To back up a request for more budgetor defend the existing one, you need to know exactly what you’re spending--and what you’re getting in return. But how can you tell if you’re spending too much on communication? This article suggests five approaches to weighing up the cost versus value of your communication activities.
Computer and Internet based tests are used for a variety of purposes. From entering education or employment, to improving basic learning, people everywhere are taking electronically formatted tests. With the advancement of testing from traditional paper-based tests to technologically advanced electronic tests, people reap the benefits of easier access to tests, faster response times, and greater reliability and validity of tests. However, persons with disabilities are being left out of the picture and out of many typically-administered tests.

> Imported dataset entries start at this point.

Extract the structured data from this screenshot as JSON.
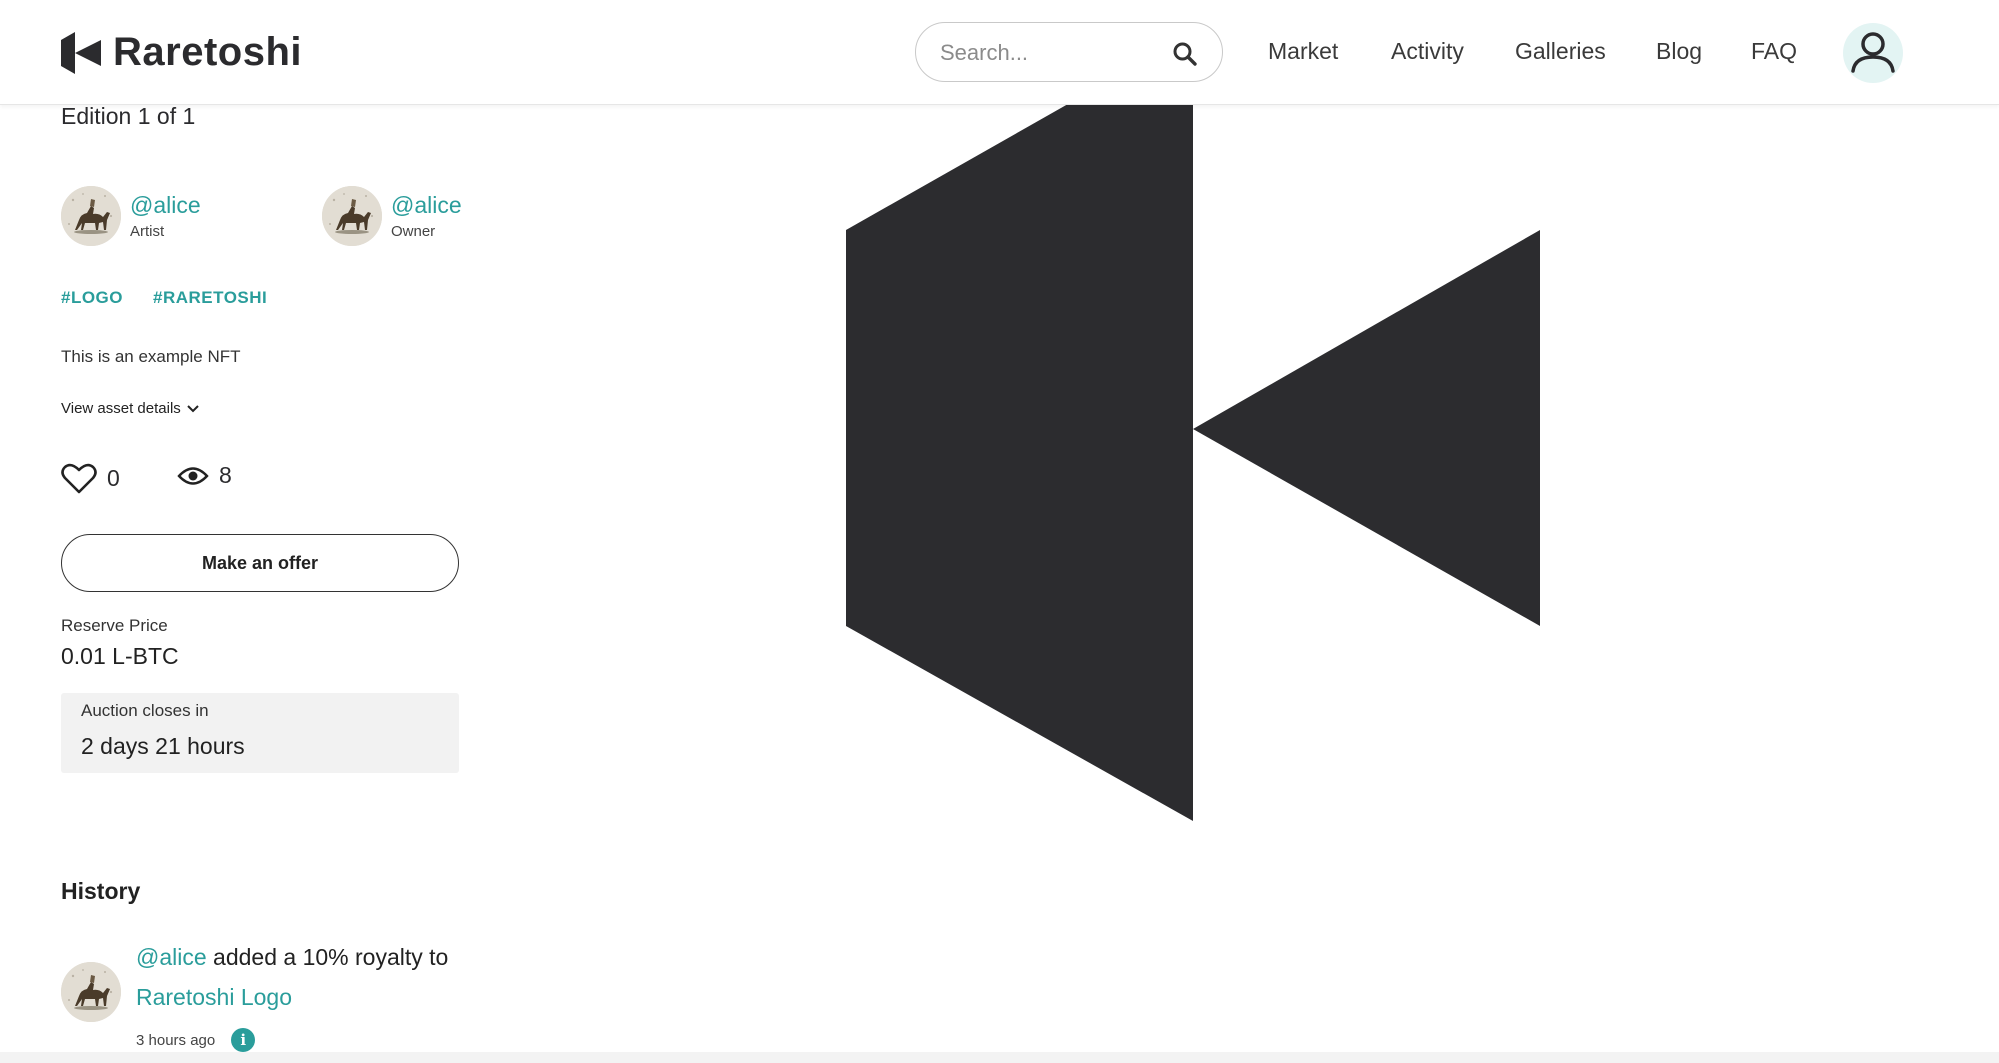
{
  "header": {
    "brand": "Raretoshi",
    "search": {
      "placeholder": "Search..."
    },
    "nav": [
      {
        "label": "Market"
      },
      {
        "label": "Activity"
      },
      {
        "label": "Galleries"
      },
      {
        "label": "Blog"
      },
      {
        "label": "FAQ"
      }
    ],
    "accent_color": "#2a9d9b"
  },
  "asset": {
    "edition": "Edition 1 of 1",
    "artist": {
      "handle": "@alice",
      "role": "Artist"
    },
    "owner": {
      "handle": "@alice",
      "role": "Owner"
    },
    "tags": [
      "#LOGO",
      "#RARETOSHI"
    ],
    "description": "This is an example NFT",
    "details_link": "View asset details",
    "likes": "0",
    "views": "8",
    "offer_button": "Make an offer",
    "reserve_label": "Reserve Price",
    "reserve_value": "0.01 L-BTC",
    "auction_label": "Auction closes in",
    "auction_value": "2 days 21 hours"
  },
  "history": {
    "title": "History",
    "items": [
      {
        "user": "@alice",
        "text": " added a 10% royalty to",
        "target": "Raretoshi Logo",
        "time": "3 hours ago"
      }
    ]
  },
  "icons": {
    "search": "search-icon",
    "user": "user-icon",
    "heart": "heart-icon",
    "eye": "eye-icon",
    "chevron": "chevron-down-icon",
    "info": "info-icon"
  }
}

In the workplace, communication serves not as an end in itself, with features that are “good” or “bad,” but as a tool for mediating a range of professional activities, and effective documents are presentations are those that achieve their goals. Yet assessment methods in technical and professional communication often continue to rely on an evaluation of features apart from the intended work of the document. In this paper, we use activity theory as a lens to explore both the criteria for effective communication and the degree to which portfolio assessment methods can be applied to effectively assess student learning in this domain.

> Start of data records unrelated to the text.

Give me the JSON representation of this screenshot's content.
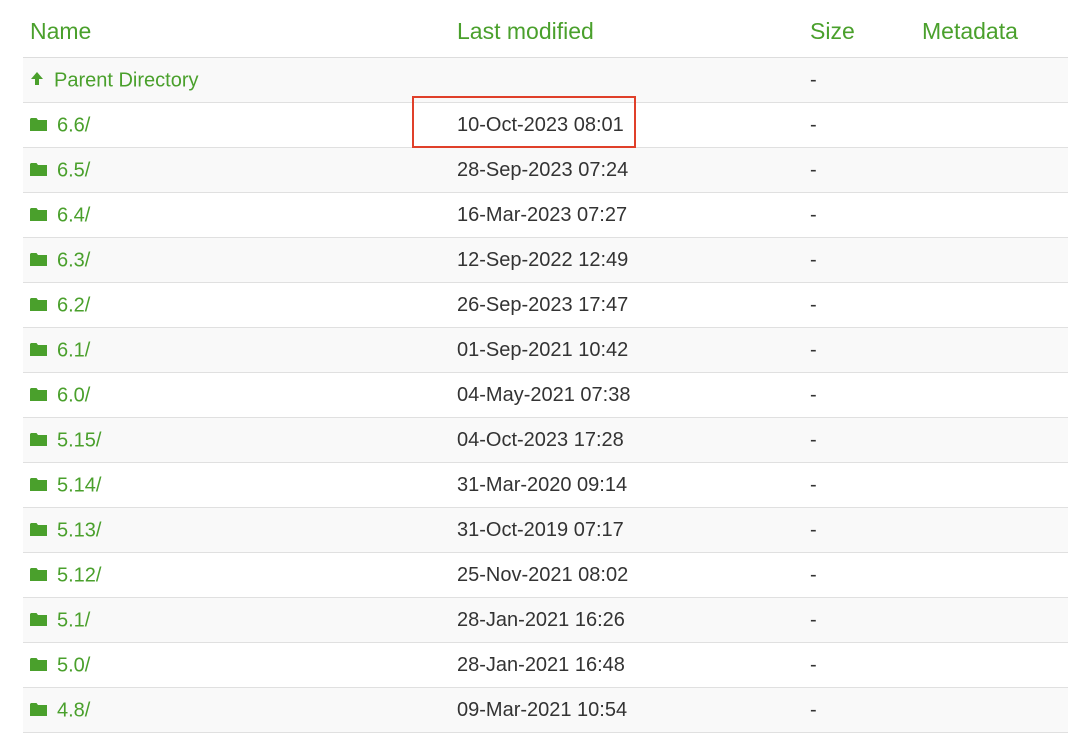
{
  "header": {
    "name": "Name",
    "last_modified": "Last modified",
    "size": "Size",
    "metadata": "Metadata"
  },
  "parent": {
    "label": "Parent Directory",
    "size": "-",
    "icon": "arrow-up-icon"
  },
  "entries": [
    {
      "name": "6.6/",
      "modified": "10-Oct-2023 08:01",
      "size": "-"
    },
    {
      "name": "6.5/",
      "modified": "28-Sep-2023 07:24",
      "size": "-"
    },
    {
      "name": "6.4/",
      "modified": "16-Mar-2023 07:27",
      "size": "-"
    },
    {
      "name": "6.3/",
      "modified": "12-Sep-2022 12:49",
      "size": "-"
    },
    {
      "name": "6.2/",
      "modified": "26-Sep-2023 17:47",
      "size": "-"
    },
    {
      "name": "6.1/",
      "modified": "01-Sep-2021 10:42",
      "size": "-"
    },
    {
      "name": "6.0/",
      "modified": "04-May-2021 07:38",
      "size": "-"
    },
    {
      "name": "5.15/",
      "modified": "04-Oct-2023 17:28",
      "size": "-"
    },
    {
      "name": "5.14/",
      "modified": "31-Mar-2020 09:14",
      "size": "-"
    },
    {
      "name": "5.13/",
      "modified": "31-Oct-2019 07:17",
      "size": "-"
    },
    {
      "name": "5.12/",
      "modified": "25-Nov-2021 08:02",
      "size": "-"
    },
    {
      "name": "5.1/",
      "modified": "28-Jan-2021 16:26",
      "size": "-"
    },
    {
      "name": "5.0/",
      "modified": "28-Jan-2021 16:48",
      "size": "-"
    },
    {
      "name": "4.8/",
      "modified": "09-Mar-2021 10:54",
      "size": "-"
    }
  ],
  "colors": {
    "link": "#4aa02c",
    "highlight": "#e0402a"
  },
  "icons": {
    "folder": "folder-icon"
  }
}
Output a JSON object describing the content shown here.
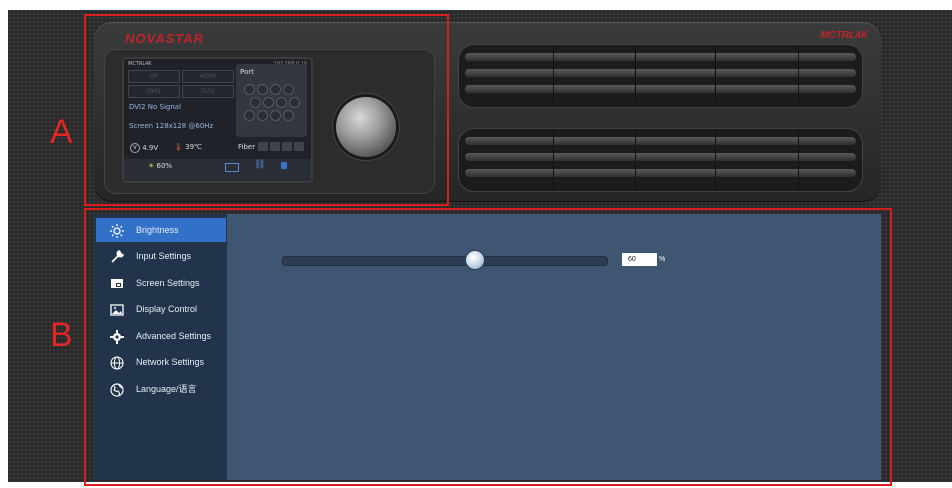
{
  "markers": {
    "a": "A",
    "b": "B"
  },
  "device": {
    "brand": "NOVASTAR",
    "model": "MCTRL4K",
    "lcd": {
      "header": "MCTRL4K",
      "ip": "192.168.0.10",
      "inputs": [
        "DP",
        "HDMI",
        "DVI1",
        "DVI2"
      ],
      "signal_text": "DVI2 No Signal",
      "screen_text": "Screen 128x128 @60Hz",
      "port_label": "Port",
      "voltage": "4.9V",
      "temperature": "39℃",
      "fiber_label": "Fiber",
      "brightness": "60%"
    }
  },
  "sidebar": {
    "items": [
      {
        "label": "Brightness",
        "icon": "brightness-icon",
        "active": true
      },
      {
        "label": "Input Settings",
        "icon": "wrench-icon"
      },
      {
        "label": "Screen Settings",
        "icon": "screen-icon"
      },
      {
        "label": "Display Control",
        "icon": "image-icon"
      },
      {
        "label": "Advanced Settings",
        "icon": "gear-icon"
      },
      {
        "label": "Network Settings",
        "icon": "globe-icon"
      },
      {
        "label": "Language/语言",
        "icon": "language-icon"
      }
    ]
  },
  "brightness": {
    "value": "60",
    "unit": "%",
    "level": 0.6
  },
  "colors": {
    "accent": "#3370c8",
    "panel": "#3e5671",
    "sidebar": "#22344b",
    "marker": "#e02626",
    "brand": "#c0242a"
  }
}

Increased support for greater accountability and assessment of engineering communication programs have led many schools of engineering and technology to initiate methods of assessing the quality of their students’ engineering communication abilities. In my institution, I have spearheaded the pilot year of such a program, and, as anticipated, have learned several valuable lessons that may be of interest to others interested in developing assessment procedures for engineering communication programs.

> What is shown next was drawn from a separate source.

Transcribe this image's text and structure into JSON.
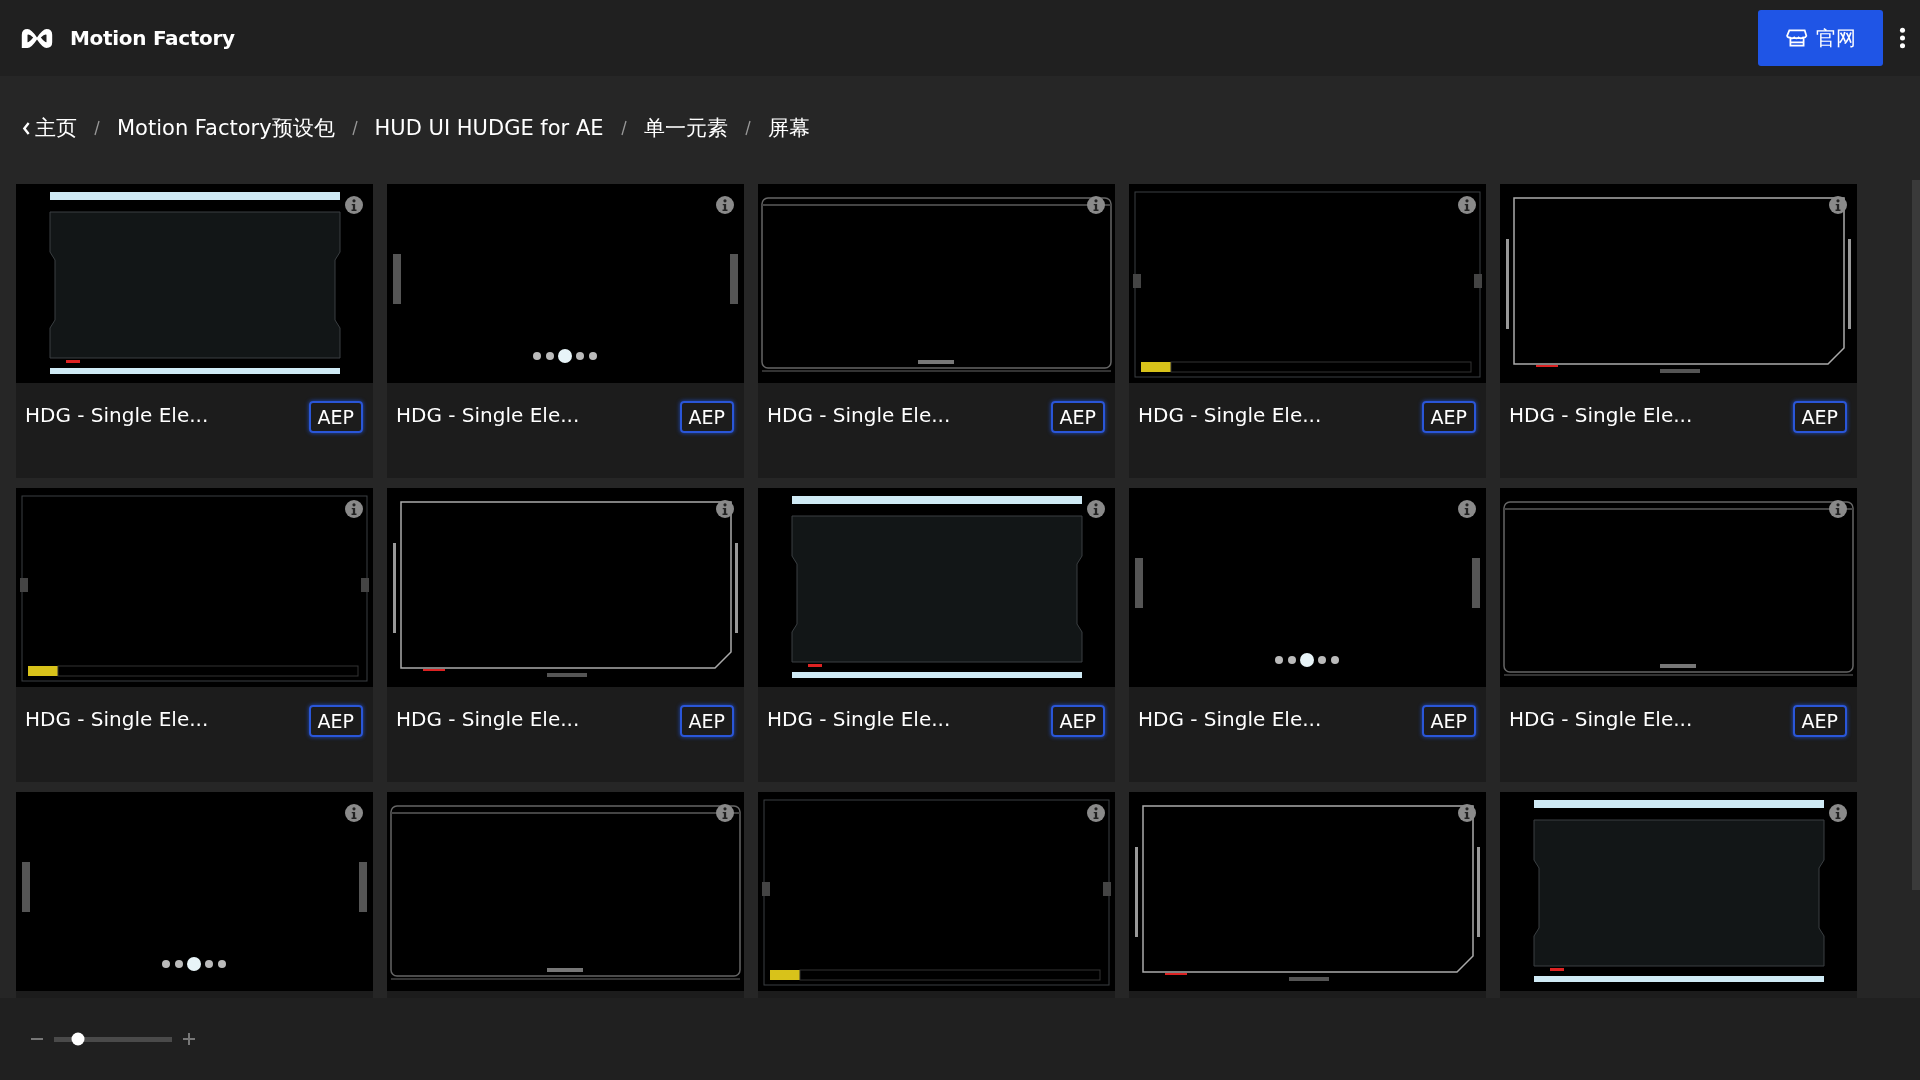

Though engineers around the world conduct their work in nearly every language on the planet, there are very few who never use English for some aspect of their job. The largest professional engineering organizations use English as their primary language; most of the world’s engineering publications are written in English; and nearly all cooperative ventures with multinational participation choose English for their common language of communication. Unfortunately, most of the world’s engineers are not native speakers of English and thus are considerably disadvantaged in professional terms.
A major challenge in engineering education is to prepare professionals for communicating well in writing and speaking, using appropriate technologies, within professional contexts. Communication in the global engineering world includes collaboration on cross-functional teams, virtual-project team management, and writing for multiple, complex audiences. This tutorial discusses how one small engineering school has integrated technical communication teaching and assessment throughout the curriculum with demonstrated success. The integrated curriculum, formative and summative assessments, and real-world contexts offer one model to address growing communication challenges.
A specially designed instrument that measures the effectiveness of written communication courses taught in-house has been pilot-tested with employees of a major power utility. The instrument showed that, one month afrr attending the course, participants’ written communication skills increased by twenty percent. A second measurement, recordedfour months aJer the course, showed there had been only a marginal drop in skills compared to the level recorded three months earlier.